Though the survey cannot estimate the number of marriages that dissolved as a result of the recession, it appears that some, at least, have been saved for now. Moreover, the results of this survey are consistent with data from the 2010 State of Our Unions report, which indicated that divorce rates have fallen since the Great Recession began (emphasis added).
I hope the Templeton Foundation is glad they paid for a report that “indicated” this important information (and by “indicated” I mean “looked up online”) — and then another report to quote the first one authoritatively. As I more patiently explained 18 months ago, the divorce rate has fallen 25 out of the last 27 years — making this whole argument another typical case of deliberate time-axis truncation.
But back up to that 38% of the 5% who had been considering separation or divorce but backed off for now. Is 38% a lot? What if it had been 28%, or 18%? Would that have been “consistent with” the falling divorce rates? It appears Wilcox has applied the wily non-zero standard of proof: if anyone fits his preconception, the preconception is confirmed.
Business Week wrote:
Exactly how many marriages have been saved is unknown, but the U.S. divorce rate fell 7 percent between 2006 and 2009, said Wilcox, who is also a sociology professor [thanks for rubbing that in -pnc] at the university.
How helpful of him to provide that information. Wilcox might have been even more helpful by saying, “a 7% decline in the divorce rate over 4 years? Well, that hasn’t been seen since the years 2004, 2003, 1997, 1996 and 1995!”
Instead, Wilcox chose to manipulate the tendency of Americans to assume divorce rates are always going up, and the blind trust of under-trained journalists, snookered by a PhD and a university letterhead on the PDF report. He may as well have provided them with this infographic I’ve been kind enough to produce (using the crude divorce rate, scaled from 3.39 to 3.59):
Oops – that seems to be what he did really inflict on the Denver Post, which published this actual news story:

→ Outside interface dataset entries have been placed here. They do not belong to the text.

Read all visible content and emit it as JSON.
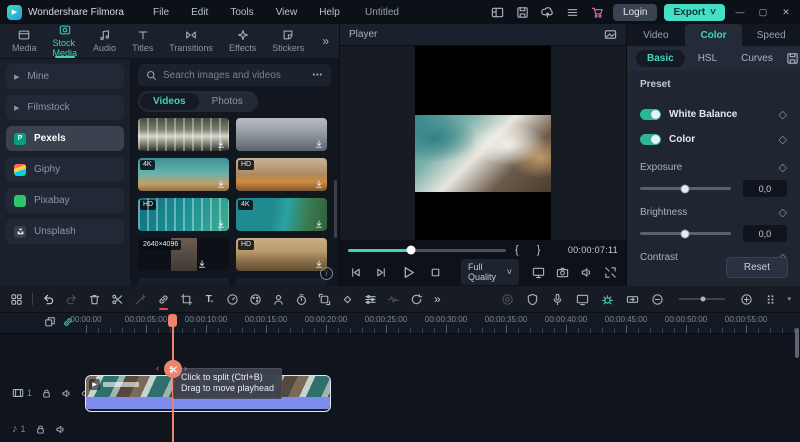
{
  "titlebar": {
    "app_name": "Wondershare Filmora",
    "menus": [
      "File",
      "Edit",
      "Tools",
      "View",
      "Help"
    ],
    "project_title": "Untitled",
    "login_label": "Login",
    "export_label": "Export"
  },
  "icons": {
    "more_tabs": "»",
    "ellipsis": "•••",
    "caret_down": "˅",
    "caret_small": "▾",
    "diamond": "◇",
    "music_note": "♪",
    "info": "i",
    "mark_in": "{",
    "mark_out": "}",
    "minimize": "—",
    "maximize": "▢",
    "close": "✕",
    "text_tool": "T.",
    "triangle": "▶",
    "arrow_left": "‹",
    "arrow_right": "›"
  },
  "media_tabs": [
    {
      "label": "Media"
    },
    {
      "label": "Stock Media"
    },
    {
      "label": "Audio"
    },
    {
      "label": "Titles"
    },
    {
      "label": "Transitions"
    },
    {
      "label": "Effects"
    },
    {
      "label": "Stickers"
    }
  ],
  "stock": {
    "sidebar": [
      {
        "label": "Mine"
      },
      {
        "label": "Filmstock"
      },
      {
        "label": "Pexels"
      },
      {
        "label": "Giphy"
      },
      {
        "label": "Pixabay"
      },
      {
        "label": "Unsplash"
      }
    ],
    "search_placeholder": "Search images and videos",
    "filter_videos": "Videos",
    "filter_photos": "Photos",
    "thumbs": [
      {
        "badge": ""
      },
      {
        "badge": ""
      },
      {
        "badge": "4K"
      },
      {
        "badge": "HD"
      },
      {
        "badge": "HD"
      },
      {
        "badge": "4K"
      },
      {
        "badge": "2640×4096"
      },
      {
        "badge": "HD"
      },
      {
        "badge": ""
      },
      {
        "badge": ""
      }
    ]
  },
  "player": {
    "title": "Player",
    "timecode": "00:00:07:11",
    "quality_label": "Full Quality"
  },
  "color_panel": {
    "tabs": [
      {
        "label": "Video"
      },
      {
        "label": "Color"
      },
      {
        "label": "Speed"
      }
    ],
    "subtabs": [
      {
        "label": "Basic"
      },
      {
        "label": "HSL"
      },
      {
        "label": "Curves"
      }
    ],
    "preset_label": "Preset",
    "toggle_white_balance": "White Balance",
    "toggle_color": "Color",
    "exposure_label": "Exposure",
    "exposure_value": "0,0",
    "brightness_label": "Brightness",
    "brightness_value": "0,0",
    "contrast_label": "Contrast",
    "reset_label": "Reset"
  },
  "timeline": {
    "ruler_labels": [
      "00:00:00",
      "00:00:05:00",
      "00:00:10:00",
      "00:00:15:00",
      "00:00:20:00",
      "00:00:25:00",
      "00:00:30:00",
      "00:00:35:00",
      "00:00:40:00",
      "00:00:45:00",
      "00:00:50:00",
      "00:00:55:00"
    ],
    "tooltip_line1": "Click to split (Ctrl+B)",
    "tooltip_line2": "Drag to move playhead",
    "video_track_number": "1",
    "audio_track_number": "1"
  },
  "colors": {
    "accent": "#3fd3be",
    "playhead": "#f0826d",
    "clip_audio_bar": "#7e8ced",
    "export_button": "#45dfc5",
    "cart": "#e36bb4"
  }
}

Colorado divorce rate plummets during recession …The divorce rate in Colorado has dropped to 4.2 percent per 1,000 people, a rate hit only once — in 2003 — in the past 21 years. In 2007, the year the recession began, the rate was 4.4 percent, according to the National Center for Health Statistics.
That’s right: Falling from 4.4 to 4.2 — a drop of 4.5%, which is exactly the average rate of change over the last decade — is a plummet by the time Wilcox gets done with a reporter. And he’s there, once again, with the silver lining: “For some people, the recession led them to become more aware of the ties that bind, how spouses, parents, in-laws and kids stick with you when times are tough.” Must be.
By using private foundation money and taking his results directly to the media, the National Marriage Project bypasses the peer-review system — but they use the image of that system to bolster their prestige and authority. (I’m not so naive that I think peer review prevents distortion and fact-twisting for ideological ends. But I think it usually helps.)
I also write outside the peer-review system on this blog. My career status and the university seal on my letterhead, however, have been peer reviewed. My research was published through the peer review process, and my tenured appointments were approved after reviews by faculty with expertise in my areas of research at other universities. I can publish whatever I want, and claim myself as an expert — but unless what I write is peer reviewed, the reader runs the risk that I’m really an ophthalmologist performing heart surgery. So, read my blog posts critically, and check my sources if you’re skeptical. There, was that so hard?
Note: I don’t require a specific word count from my students, but I suggest what a successful paper usually requires. For my introductory course, I recommend a final paper of 1,250-1,750 words. Wilcox’s report, just FYI, is 1,387 words, and includes no references. (For comparison, this blog post report is also 1,387 words.) I could publish this blog as a PDF and call it a “report,” and I might even be able to get the University news service to publicize it, especially if it came with external funding. But I think that would be unethical. (But if you insist, here’s what it might look like.)